* _Source information_

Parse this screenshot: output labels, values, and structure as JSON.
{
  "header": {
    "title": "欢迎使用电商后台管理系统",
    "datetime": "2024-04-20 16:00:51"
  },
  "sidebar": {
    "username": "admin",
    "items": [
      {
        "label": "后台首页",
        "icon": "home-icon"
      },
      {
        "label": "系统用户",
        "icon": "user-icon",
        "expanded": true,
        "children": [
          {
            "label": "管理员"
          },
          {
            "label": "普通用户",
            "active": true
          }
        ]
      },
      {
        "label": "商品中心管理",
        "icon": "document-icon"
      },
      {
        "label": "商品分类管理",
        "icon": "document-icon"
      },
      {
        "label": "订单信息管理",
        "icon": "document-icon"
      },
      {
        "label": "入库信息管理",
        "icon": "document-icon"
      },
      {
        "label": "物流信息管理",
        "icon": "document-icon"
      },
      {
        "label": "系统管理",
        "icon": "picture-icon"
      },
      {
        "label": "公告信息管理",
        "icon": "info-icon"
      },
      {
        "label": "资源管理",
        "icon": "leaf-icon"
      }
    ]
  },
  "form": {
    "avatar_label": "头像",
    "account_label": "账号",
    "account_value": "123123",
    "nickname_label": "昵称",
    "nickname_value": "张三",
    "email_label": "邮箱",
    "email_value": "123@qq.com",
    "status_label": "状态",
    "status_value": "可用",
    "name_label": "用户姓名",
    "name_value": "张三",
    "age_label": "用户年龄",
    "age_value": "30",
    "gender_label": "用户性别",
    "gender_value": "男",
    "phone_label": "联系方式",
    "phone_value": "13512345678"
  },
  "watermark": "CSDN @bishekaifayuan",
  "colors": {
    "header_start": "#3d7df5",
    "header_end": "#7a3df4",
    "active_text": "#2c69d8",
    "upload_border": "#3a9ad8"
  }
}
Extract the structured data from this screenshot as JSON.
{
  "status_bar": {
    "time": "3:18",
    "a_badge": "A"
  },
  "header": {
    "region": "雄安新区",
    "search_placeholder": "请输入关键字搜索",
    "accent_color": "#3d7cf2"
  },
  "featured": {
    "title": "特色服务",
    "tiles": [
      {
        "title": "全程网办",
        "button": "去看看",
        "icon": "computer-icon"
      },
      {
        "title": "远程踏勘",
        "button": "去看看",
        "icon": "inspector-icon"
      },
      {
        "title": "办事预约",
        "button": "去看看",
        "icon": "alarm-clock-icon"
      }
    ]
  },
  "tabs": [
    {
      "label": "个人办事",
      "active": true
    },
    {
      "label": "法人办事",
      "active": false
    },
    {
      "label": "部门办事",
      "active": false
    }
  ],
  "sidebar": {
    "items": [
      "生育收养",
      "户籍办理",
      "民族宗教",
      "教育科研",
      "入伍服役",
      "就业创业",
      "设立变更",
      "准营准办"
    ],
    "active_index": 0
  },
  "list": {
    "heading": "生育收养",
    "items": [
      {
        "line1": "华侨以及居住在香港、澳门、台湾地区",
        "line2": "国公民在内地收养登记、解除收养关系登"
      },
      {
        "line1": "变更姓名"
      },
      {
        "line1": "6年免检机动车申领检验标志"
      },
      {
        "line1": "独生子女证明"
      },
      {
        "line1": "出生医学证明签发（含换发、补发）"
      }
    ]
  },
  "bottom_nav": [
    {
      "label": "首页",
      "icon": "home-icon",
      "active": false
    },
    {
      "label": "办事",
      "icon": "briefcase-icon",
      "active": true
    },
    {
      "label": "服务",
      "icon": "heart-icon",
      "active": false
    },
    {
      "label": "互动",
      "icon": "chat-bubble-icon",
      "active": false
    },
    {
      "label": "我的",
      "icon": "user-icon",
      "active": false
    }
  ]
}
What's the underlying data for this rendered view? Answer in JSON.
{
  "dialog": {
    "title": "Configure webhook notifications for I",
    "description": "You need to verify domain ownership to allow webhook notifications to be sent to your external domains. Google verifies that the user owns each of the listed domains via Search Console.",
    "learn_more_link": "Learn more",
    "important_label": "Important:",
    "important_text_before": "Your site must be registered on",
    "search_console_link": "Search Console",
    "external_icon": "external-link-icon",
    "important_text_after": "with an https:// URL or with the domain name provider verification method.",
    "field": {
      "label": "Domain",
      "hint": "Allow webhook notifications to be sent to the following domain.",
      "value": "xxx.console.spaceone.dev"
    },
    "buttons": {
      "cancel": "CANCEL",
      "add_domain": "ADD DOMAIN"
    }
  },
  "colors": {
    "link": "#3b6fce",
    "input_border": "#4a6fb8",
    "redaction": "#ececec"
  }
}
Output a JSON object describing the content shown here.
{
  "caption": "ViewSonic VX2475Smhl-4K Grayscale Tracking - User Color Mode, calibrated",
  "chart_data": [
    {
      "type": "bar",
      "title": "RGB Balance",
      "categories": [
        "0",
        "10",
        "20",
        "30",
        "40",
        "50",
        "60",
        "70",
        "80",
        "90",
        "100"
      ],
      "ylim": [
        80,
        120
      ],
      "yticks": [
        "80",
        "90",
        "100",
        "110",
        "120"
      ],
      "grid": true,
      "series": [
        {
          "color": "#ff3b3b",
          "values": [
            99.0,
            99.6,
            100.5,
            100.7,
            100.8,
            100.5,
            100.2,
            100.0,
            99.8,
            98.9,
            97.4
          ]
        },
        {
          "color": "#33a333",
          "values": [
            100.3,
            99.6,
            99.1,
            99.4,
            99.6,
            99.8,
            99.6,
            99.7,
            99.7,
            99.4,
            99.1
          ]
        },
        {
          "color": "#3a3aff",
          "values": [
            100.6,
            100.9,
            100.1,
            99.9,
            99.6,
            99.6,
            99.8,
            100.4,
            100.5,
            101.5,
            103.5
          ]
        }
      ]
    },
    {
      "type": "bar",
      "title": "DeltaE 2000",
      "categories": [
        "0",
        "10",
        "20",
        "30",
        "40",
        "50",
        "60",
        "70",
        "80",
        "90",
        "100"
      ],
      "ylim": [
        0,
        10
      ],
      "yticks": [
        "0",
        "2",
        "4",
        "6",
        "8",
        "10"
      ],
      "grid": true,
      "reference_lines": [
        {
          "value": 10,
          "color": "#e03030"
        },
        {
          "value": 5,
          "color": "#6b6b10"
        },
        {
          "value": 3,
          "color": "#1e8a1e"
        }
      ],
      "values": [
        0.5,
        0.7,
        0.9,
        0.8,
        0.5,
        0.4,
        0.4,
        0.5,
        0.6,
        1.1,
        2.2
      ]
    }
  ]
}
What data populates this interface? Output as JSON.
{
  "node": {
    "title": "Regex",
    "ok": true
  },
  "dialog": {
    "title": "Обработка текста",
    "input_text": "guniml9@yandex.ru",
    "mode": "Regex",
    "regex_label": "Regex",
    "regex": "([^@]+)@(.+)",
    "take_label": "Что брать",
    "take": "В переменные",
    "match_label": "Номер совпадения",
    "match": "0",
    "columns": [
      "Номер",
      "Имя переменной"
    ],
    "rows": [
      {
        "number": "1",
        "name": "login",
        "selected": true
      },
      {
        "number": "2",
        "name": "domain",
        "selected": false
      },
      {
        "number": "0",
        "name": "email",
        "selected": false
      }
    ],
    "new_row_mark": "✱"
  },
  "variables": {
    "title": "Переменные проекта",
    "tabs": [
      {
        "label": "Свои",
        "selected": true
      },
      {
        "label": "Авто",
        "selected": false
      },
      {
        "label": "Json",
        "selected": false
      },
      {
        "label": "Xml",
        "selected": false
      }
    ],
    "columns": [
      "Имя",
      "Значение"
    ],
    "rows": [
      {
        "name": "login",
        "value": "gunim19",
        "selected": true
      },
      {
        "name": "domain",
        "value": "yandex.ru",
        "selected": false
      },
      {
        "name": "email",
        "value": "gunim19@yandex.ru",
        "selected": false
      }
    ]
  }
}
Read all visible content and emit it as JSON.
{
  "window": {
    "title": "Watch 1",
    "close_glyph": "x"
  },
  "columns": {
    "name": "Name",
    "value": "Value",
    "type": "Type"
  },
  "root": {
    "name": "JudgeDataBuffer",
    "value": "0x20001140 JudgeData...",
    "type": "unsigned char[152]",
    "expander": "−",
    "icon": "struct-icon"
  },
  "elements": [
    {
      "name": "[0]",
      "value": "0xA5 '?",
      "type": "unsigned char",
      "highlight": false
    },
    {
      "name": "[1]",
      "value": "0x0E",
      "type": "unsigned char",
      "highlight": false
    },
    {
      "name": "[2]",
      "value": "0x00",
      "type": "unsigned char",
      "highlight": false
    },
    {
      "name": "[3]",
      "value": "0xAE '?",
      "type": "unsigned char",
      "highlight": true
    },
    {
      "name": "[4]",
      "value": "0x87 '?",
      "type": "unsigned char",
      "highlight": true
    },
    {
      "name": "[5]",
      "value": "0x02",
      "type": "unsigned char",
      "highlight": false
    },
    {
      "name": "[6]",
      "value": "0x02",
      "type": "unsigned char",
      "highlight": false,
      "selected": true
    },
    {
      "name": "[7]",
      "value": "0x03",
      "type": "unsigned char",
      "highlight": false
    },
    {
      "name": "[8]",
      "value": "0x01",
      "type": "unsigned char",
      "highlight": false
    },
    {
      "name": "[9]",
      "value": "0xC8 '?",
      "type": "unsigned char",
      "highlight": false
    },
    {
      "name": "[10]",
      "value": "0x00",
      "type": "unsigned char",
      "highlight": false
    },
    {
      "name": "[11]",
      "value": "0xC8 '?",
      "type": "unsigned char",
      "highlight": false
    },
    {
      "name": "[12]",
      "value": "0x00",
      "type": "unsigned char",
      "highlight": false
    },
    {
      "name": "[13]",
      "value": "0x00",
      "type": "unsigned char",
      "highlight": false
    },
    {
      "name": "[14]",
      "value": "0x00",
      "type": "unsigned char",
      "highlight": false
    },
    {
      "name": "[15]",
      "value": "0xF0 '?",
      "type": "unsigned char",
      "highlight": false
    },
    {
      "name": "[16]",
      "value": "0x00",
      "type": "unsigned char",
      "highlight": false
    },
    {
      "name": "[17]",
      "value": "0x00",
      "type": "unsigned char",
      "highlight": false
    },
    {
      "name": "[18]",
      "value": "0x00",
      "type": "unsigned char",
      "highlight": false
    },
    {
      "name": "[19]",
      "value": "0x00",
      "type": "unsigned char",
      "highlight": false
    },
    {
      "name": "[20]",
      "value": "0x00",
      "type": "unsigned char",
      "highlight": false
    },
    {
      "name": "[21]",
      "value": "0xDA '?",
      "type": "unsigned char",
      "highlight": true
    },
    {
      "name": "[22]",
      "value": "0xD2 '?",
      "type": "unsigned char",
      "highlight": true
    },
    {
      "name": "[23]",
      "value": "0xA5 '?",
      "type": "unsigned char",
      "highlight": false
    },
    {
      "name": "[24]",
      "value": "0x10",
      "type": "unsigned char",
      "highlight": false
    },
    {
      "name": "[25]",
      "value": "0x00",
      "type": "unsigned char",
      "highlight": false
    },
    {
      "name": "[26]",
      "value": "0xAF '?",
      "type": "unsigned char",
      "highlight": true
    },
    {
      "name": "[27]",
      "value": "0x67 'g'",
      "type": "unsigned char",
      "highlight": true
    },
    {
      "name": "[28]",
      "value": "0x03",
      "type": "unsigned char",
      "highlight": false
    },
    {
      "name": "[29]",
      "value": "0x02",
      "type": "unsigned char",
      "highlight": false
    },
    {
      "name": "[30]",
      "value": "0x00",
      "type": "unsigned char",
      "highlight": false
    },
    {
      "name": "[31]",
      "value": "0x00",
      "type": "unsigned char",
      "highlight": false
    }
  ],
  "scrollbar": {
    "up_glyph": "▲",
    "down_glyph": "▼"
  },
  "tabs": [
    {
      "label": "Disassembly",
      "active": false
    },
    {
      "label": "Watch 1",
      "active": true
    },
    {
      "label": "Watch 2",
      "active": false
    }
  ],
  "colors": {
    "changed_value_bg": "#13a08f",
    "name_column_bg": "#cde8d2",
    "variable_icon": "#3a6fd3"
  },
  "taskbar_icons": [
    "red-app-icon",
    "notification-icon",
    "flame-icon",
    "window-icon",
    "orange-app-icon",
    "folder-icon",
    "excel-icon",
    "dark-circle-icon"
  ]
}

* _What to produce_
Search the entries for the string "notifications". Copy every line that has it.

* _Finished exercise_
    "title": "Configure webhook notifications for I",
    "description": "You need to verify domain ownership to allow webhook notifications to be sent to your external domains. Google verifies that the user owns each of the listed domains via Search Console.",
      "hint": "Allow webhook notifications to be sent to the following domain.",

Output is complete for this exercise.